• **Records for the exercise**:
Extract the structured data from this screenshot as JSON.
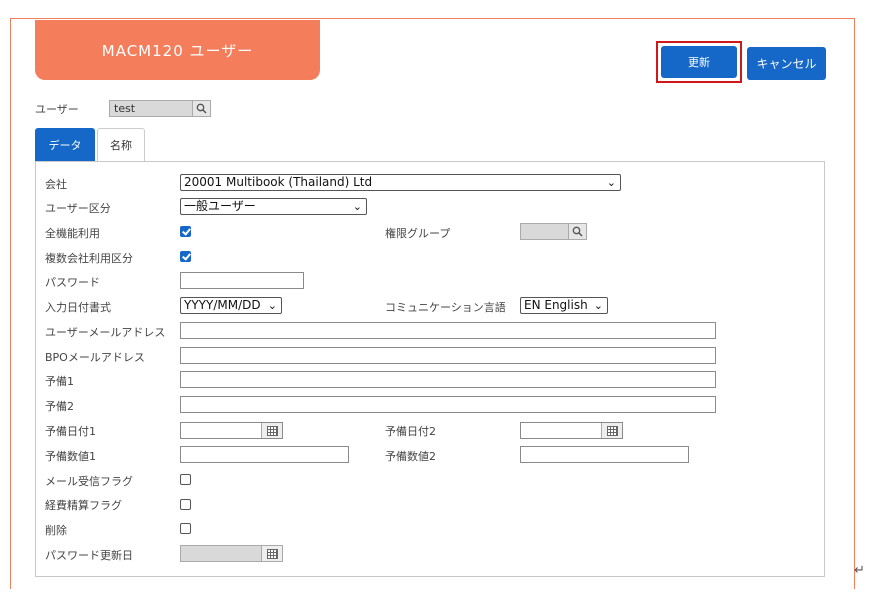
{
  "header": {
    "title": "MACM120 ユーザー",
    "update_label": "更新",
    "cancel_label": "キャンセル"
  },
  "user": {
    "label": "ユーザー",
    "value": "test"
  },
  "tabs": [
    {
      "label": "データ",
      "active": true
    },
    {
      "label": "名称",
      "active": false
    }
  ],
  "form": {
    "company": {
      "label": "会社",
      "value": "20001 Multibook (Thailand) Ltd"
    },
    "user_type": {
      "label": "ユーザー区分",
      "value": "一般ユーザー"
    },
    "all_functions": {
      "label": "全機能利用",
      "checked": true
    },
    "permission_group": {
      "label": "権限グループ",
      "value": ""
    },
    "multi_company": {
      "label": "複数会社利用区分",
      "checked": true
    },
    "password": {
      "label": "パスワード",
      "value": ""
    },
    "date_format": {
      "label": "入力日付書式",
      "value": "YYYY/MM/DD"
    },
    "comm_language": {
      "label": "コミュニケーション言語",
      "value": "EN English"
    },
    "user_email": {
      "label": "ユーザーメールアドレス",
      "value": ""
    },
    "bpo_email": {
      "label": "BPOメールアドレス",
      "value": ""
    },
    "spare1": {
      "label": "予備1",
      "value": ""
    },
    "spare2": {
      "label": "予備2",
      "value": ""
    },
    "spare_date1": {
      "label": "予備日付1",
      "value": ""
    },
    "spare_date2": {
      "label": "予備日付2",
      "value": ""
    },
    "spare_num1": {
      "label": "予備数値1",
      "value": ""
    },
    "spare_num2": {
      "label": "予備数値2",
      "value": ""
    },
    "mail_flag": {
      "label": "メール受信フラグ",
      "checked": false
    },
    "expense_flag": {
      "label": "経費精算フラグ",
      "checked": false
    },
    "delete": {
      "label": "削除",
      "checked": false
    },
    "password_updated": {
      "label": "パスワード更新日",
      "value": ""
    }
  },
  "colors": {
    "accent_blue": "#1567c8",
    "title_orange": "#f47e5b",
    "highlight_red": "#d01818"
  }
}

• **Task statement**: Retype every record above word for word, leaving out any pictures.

• **Exercise output**:
Extract the structured data from this screenshot as JSON.
{
  "header": {
    "title": "MACM120 ユーザー",
    "update_label": "更新",
    "cancel_label": "キャンセル"
  },
  "user": {
    "label": "ユーザー",
    "value": "test"
  },
  "tabs": [
    {
      "label": "データ",
      "active": true
    },
    {
      "label": "名称",
      "active": false
    }
  ],
  "form": {
    "company": {
      "label": "会社",
      "value": "20001 Multibook (Thailand) Ltd"
    },
    "user_type": {
      "label": "ユーザー区分",
      "value": "一般ユーザー"
    },
    "all_functions": {
      "label": "全機能利用",
      "checked": true
    },
    "permission_group": {
      "label": "権限グループ",
      "value": ""
    },
    "multi_company": {
      "label": "複数会社利用区分",
      "checked": true
    },
    "password": {
      "label": "パスワード",
      "value": ""
    },
    "date_format": {
      "label": "入力日付書式",
      "value": "YYYY/MM/DD"
    },
    "comm_language": {
      "label": "コミュニケーション言語",
      "value": "EN English"
    },
    "user_email": {
      "label": "ユーザーメールアドレス",
      "value": ""
    },
    "bpo_email": {
      "label": "BPOメールアドレス",
      "value": ""
    },
    "spare1": {
      "label": "予備1",
      "value": ""
    },
    "spare2": {
      "label": "予備2",
      "value": ""
    },
    "spare_date1": {
      "label": "予備日付1",
      "value": ""
    },
    "spare_date2": {
      "label": "予備日付2",
      "value": ""
    },
    "spare_num1": {
      "label": "予備数値1",
      "value": ""
    },
    "spare_num2": {
      "label": "予備数値2",
      "value": ""
    },
    "mail_flag": {
      "label": "メール受信フラグ",
      "checked": false
    },
    "expense_flag": {
      "label": "経費精算フラグ",
      "checked": false
    },
    "delete": {
      "label": "削除",
      "checked": false
    },
    "password_updated": {
      "label": "パスワード更新日",
      "value": ""
    }
  },
  "colors": {
    "accent_blue": "#1567c8",
    "title_orange": "#f47e5b",
    "highlight_red": "#d01818"
  }
}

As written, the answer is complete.